top of page
  • Writer's pictureScale Lily

Rabun County

So how did we find this little place in Appalachia?

Well, when we were little kids, my grandmother would pack my mom and us, in her Toyota Corona station wagon, and head for the mountains of North East Georgia every summer and sometimes Spring Break as well. She was really in to genealogy and had traced out the family line on both her mom’s (Hazel Ashe) and her dad’s (Kit Carson Ritchie’s) side. She corresponded with a woman named Jesse Mize, who also did genealogy and lived in Athens, Ga. She was a distant cousin of ours, and she was also a woman of great hospitality. We would stop at her house each year on the way to Clayton, Ga, and she would give us a key to her cabin there; Tip Top Cottage was the name she tagged it with

Through her genealogy, my grandmother discovered a relative on her dad’s side, named Andrew Jackson Ritchie who had founded a school in North Georgia with the hopes of bringing education to the people of the Appalachian Mountains by training up students to become teachers. The school eventually ended up in Dillard, Ga, where it was called Rabun Gap- Nacoochee School, and is still there to this day. My grandmother located old tombstones of Eli Ritchie and others, while me and my brother would run around and play in the graveyards, more fascinated with the groundhogs and many creeks, streams and rivers in the area. All this played so much into my mind as a boy, and started quite the love affair with the Appalachians, to the extent that I would one day pack everything into my car, ask my cousin Jesse if I could rent her cabin while I looked for work, and I moved up there, not sure of what would happen next.

A friend of mine from when I worked at the hospital in New Smyrna Beach also came with me, but found he didn’t like mountain life as much, and didn’t want to stay. I did find work on the road though, and would drive down to Alto, GA, where I would park my car, hop in my boss’s truck, and head out to do cell towers, from N.C. down to South Florida, and then west to Alabama, Mississippi and Louisiana. After a few weeks of this I talked to a woman who ran the laundry in down town Clayton, and she had a sign up for an apartment to rent. I told her I was interested, and so she showed me this two-bedroom apartment on a road that ran parallel to down town. So now we had to come to a price, and she looked me up and down and said, “Is it just you?” “Yes”, I answered. “Well,’ she said, ‘I was want’n 250 dollars a month for it, ya reckon you can afford that on your own?” At the time I was bringing home 400 a week, so this was the best news I had heard.
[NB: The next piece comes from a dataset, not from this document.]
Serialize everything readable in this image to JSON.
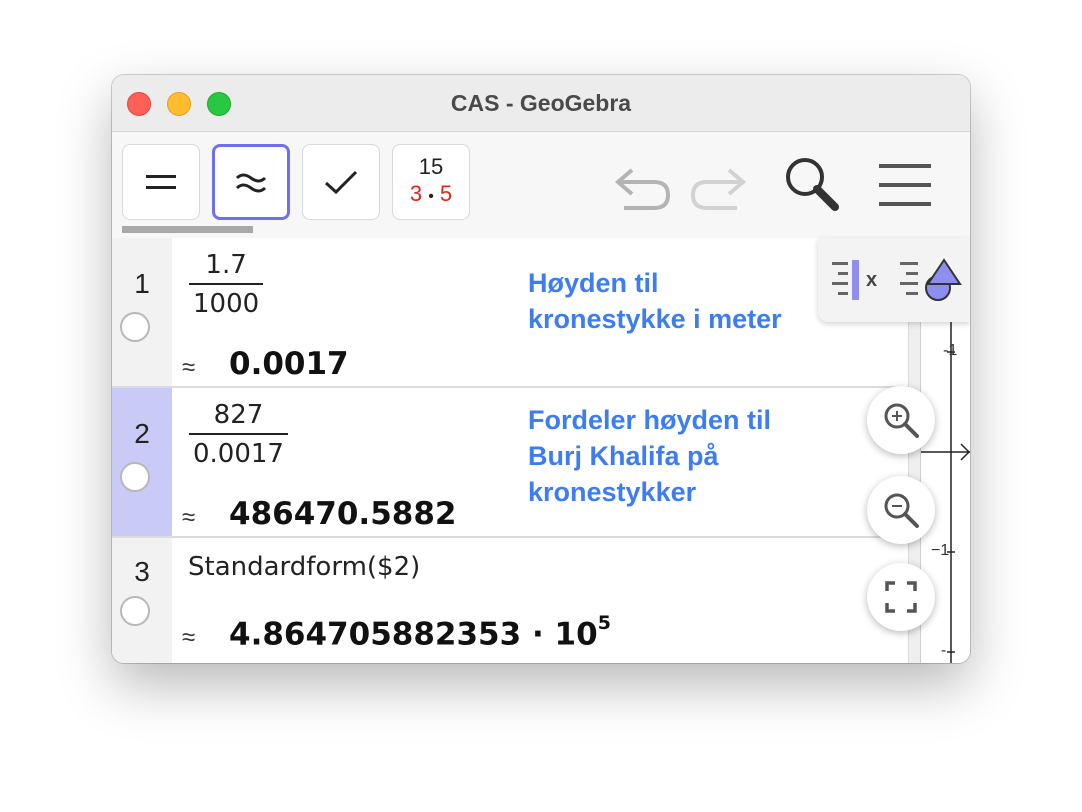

This was around 1995, and since then the area has become more and more popular to tourist, to retirees, and building developers, so you would be lucky to find something for rent in the neighborhood of 1500 a month. Here is a picture of my old apartment building today:

I have always wanted to share this area with my kids, so it was nice to take a week off with Lily and check on my mom’s condition, as she has been healing from a fall that led to a broken arm, and she also has what the doctors believe to be a case of Cellulitis, causing her legs to swell. This stinks in the mountains because everything is either up or down hill and she lives on the north face of a mountain. My mom liked to do a 2.5 mile walk every day, but this has really cramped her style, so I am hoping to get her down here to Florida where we can take care of her. Lily spent some time exploring the woods behind my mom’s house while I spent the first night and next day recovering from food poisoning, thank God that went away. Lily did great though, taking some amazing photos, finding wild onions, ramps, and collecting rocks for her sister’s succulent garden


Recent Posts

See All



bottom of page